[Records from a data source]
++++++++++
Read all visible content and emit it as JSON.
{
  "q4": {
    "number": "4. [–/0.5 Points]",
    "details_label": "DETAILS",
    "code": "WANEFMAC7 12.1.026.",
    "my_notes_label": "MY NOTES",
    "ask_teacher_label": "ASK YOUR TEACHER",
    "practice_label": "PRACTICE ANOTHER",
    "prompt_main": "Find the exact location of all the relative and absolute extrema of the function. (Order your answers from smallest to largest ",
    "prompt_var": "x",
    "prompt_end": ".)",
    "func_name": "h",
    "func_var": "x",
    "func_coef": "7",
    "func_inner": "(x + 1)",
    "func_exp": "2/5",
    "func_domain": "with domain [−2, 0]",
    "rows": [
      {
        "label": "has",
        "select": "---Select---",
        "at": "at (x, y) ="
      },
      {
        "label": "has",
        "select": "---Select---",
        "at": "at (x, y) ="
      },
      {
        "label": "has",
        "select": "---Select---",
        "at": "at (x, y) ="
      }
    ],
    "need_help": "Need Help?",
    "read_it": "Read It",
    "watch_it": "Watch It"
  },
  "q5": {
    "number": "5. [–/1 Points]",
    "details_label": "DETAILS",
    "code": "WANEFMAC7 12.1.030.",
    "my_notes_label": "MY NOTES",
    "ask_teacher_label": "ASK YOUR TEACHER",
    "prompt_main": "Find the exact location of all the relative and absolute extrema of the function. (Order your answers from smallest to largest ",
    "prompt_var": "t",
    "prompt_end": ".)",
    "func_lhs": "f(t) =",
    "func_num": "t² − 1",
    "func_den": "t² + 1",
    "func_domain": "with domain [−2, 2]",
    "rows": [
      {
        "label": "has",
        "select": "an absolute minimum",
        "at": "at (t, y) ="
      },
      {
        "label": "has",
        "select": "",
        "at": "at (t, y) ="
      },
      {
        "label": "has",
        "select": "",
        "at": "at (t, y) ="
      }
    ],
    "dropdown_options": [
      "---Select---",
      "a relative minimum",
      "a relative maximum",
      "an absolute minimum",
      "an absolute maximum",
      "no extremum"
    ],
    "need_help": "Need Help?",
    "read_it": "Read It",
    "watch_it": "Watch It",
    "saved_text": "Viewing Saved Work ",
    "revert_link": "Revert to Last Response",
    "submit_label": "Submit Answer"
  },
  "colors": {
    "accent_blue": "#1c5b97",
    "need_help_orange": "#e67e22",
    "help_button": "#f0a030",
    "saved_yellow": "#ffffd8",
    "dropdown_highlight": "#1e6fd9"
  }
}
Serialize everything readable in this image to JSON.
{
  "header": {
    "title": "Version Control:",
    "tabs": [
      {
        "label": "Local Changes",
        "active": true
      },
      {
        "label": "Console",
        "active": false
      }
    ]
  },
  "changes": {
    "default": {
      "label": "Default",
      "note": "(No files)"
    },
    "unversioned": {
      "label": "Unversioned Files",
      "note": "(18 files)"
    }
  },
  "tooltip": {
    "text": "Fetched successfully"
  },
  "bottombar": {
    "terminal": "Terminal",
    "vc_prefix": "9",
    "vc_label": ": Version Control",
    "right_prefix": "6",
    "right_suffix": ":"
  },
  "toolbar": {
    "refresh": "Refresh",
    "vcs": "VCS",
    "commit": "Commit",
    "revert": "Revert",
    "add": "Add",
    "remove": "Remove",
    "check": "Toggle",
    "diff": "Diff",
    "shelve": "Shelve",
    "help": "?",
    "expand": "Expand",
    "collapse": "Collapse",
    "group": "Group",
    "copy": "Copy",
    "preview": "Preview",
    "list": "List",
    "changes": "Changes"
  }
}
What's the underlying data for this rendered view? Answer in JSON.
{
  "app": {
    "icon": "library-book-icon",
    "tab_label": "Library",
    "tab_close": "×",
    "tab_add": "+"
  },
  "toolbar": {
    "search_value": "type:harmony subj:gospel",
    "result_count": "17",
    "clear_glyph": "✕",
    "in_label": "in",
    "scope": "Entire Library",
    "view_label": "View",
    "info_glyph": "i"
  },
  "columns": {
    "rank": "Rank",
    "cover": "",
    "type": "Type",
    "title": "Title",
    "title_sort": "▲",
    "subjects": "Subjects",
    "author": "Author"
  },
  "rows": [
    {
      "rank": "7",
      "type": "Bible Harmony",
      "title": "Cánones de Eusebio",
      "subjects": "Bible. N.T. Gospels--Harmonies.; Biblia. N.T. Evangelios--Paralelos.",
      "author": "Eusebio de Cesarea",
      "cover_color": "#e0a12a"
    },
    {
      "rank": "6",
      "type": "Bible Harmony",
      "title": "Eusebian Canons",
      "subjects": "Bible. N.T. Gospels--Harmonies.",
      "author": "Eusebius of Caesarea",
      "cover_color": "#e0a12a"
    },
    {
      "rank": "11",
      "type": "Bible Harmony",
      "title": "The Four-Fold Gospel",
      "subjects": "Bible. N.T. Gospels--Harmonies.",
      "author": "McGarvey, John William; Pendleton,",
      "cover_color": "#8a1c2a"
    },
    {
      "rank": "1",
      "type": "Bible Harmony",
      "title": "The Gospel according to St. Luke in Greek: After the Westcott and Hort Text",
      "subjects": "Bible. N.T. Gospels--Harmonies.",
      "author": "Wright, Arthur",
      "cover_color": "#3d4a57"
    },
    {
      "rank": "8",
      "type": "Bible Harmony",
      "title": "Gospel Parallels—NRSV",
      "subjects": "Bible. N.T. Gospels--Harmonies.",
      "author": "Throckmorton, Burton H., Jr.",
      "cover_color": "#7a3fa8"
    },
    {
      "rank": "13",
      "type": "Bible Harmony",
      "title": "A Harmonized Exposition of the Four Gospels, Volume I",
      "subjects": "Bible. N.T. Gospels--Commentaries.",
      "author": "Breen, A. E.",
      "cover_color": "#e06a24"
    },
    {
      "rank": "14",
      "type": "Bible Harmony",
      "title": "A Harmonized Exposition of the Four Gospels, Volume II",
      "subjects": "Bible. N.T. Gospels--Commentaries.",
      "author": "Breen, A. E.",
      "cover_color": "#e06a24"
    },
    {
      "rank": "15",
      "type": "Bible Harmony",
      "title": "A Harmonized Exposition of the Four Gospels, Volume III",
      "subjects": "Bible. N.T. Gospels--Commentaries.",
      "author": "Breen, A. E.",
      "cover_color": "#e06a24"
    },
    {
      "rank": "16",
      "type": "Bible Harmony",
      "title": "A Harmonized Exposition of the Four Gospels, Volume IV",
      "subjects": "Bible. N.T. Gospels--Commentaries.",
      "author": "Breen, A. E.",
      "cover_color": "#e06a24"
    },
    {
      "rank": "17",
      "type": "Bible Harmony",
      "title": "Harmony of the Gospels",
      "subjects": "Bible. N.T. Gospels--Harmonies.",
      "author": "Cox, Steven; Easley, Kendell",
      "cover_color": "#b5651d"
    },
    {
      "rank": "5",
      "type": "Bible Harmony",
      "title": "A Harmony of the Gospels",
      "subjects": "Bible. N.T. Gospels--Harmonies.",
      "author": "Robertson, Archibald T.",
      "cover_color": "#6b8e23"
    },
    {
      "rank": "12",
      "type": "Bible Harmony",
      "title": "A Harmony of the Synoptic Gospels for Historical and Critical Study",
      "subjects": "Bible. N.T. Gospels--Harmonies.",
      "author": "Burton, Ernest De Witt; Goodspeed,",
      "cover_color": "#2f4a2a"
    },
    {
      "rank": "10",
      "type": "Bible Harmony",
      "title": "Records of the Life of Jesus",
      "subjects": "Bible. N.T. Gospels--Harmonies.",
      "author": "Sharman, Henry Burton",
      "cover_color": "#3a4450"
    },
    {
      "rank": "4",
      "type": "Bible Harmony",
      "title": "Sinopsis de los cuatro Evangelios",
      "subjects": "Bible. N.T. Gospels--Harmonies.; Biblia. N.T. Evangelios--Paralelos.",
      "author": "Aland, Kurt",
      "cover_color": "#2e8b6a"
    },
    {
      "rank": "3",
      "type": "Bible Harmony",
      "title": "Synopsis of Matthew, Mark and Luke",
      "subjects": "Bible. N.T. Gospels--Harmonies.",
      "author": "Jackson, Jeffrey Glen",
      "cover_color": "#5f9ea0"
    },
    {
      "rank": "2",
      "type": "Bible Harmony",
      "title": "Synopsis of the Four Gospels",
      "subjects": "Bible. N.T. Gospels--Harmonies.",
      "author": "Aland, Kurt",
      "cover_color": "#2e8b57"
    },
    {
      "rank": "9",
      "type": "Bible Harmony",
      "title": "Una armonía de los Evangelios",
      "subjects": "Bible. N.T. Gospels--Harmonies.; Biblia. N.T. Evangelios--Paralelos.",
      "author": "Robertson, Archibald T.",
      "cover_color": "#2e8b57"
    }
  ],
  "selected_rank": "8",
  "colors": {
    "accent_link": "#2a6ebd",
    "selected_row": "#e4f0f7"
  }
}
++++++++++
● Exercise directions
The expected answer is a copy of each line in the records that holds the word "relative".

● Expected answer
    "prompt_main": "Find the exact location of all the relative and absolute extrema of the function. (Order your answers from smallest to largest ",
    "prompt_main": "Find the exact location of all the relative and absolute extrema of the function. (Order your answers from smallest to largest ",
      "a relative minimum",
      "a relative maximum",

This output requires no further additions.